(Web page and app entries)
=== Section Start ===

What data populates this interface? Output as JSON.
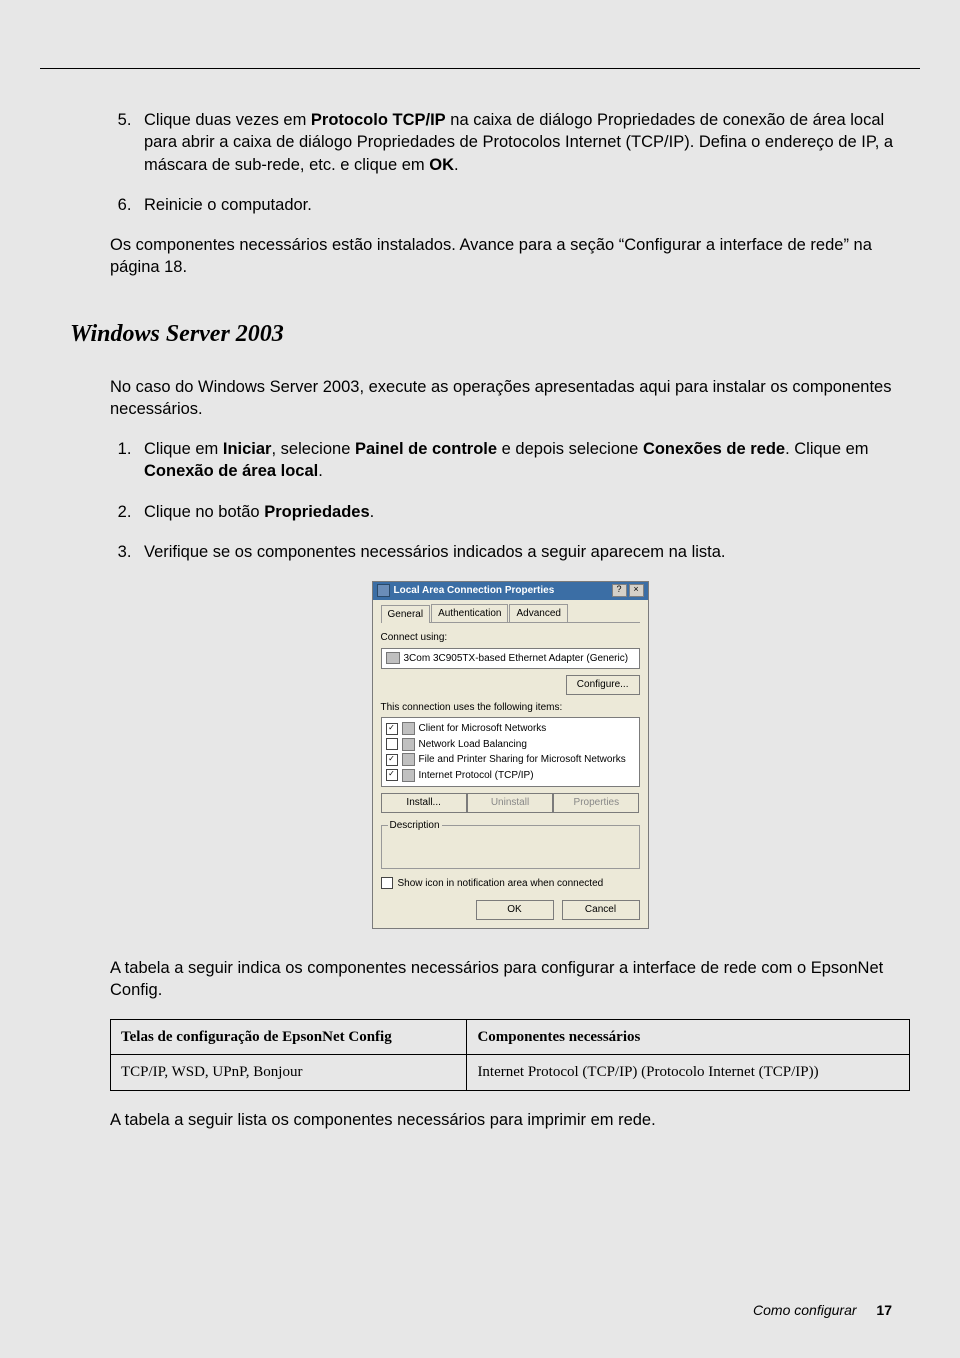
{
  "steps_top": {
    "start": 5,
    "items": [
      {
        "pre": "Clique duas vezes em ",
        "b1": "Protocolo TCP/IP",
        "mid": " na caixa de diálogo Propriedades de conexão de área local para abrir a caixa de diálogo Propriedades de Protocolos Internet (TCP/IP). Defina o endereço de IP, a máscara de sub-rede, etc. e clique em ",
        "b2": "OK",
        "post": "."
      },
      {
        "plain": "Reinicie o computador."
      }
    ]
  },
  "para_after_top": "Os componentes necessários estão instalados. Avance para a seção “Configurar a interface de rede” na página 18.",
  "section_heading": "Windows Server 2003",
  "section_intro": "No caso do Windows Server 2003, execute as operações apresentadas aqui para instalar os componentes necessários.",
  "steps_ws": [
    {
      "parts": [
        {
          "t": "Clique em "
        },
        {
          "b": "Iniciar"
        },
        {
          "t": ", selecione "
        },
        {
          "b": "Painel de controle"
        },
        {
          "t": " e depois selecione "
        },
        {
          "b": "Conexões de rede"
        },
        {
          "t": ". Clique em "
        },
        {
          "b": "Conexão de área local"
        },
        {
          "t": "."
        }
      ]
    },
    {
      "parts": [
        {
          "t": "Clique no botão "
        },
        {
          "b": "Propriedades"
        },
        {
          "t": "."
        }
      ]
    },
    {
      "parts": [
        {
          "t": "Verifique se os componentes necessários indicados a seguir aparecem na lista."
        }
      ]
    }
  ],
  "dialog": {
    "title": "Local Area Connection Properties",
    "tabs": [
      "General",
      "Authentication",
      "Advanced"
    ],
    "connect_using_label": "Connect using:",
    "adapter": "3Com 3C905TX-based Ethernet Adapter (Generic)",
    "configure_btn": "Configure...",
    "items_label": "This connection uses the following items:",
    "items": [
      {
        "checked": true,
        "label": "Client for Microsoft Networks"
      },
      {
        "checked": false,
        "label": "Network Load Balancing"
      },
      {
        "checked": true,
        "label": "File and Printer Sharing for Microsoft Networks"
      },
      {
        "checked": true,
        "label": "Internet Protocol (TCP/IP)"
      }
    ],
    "install_btn": "Install...",
    "uninstall_btn": "Uninstall",
    "properties_btn": "Properties",
    "description_label": "Description",
    "show_icon_label": "Show icon in notification area when connected",
    "ok_btn": "OK",
    "cancel_btn": "Cancel"
  },
  "para_after_dialog": "A tabela a seguir indica os componentes necessários para configurar a interface de rede com o EpsonNet Config.",
  "table1": {
    "headers": [
      "Telas de configuração de EpsonNet Config",
      "Componentes necessários"
    ],
    "rows": [
      [
        "TCP/IP, WSD, UPnP, Bonjour",
        "Internet Protocol (TCP/IP) (Protocolo Internet (TCP/IP))"
      ]
    ]
  },
  "para_after_table1": "A tabela a seguir lista os componentes necessários para imprimir em rede.",
  "footer": {
    "section": "Como configurar",
    "page": "17"
  }
}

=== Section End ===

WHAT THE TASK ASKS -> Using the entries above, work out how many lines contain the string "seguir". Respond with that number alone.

RESPONSE BOX -> 3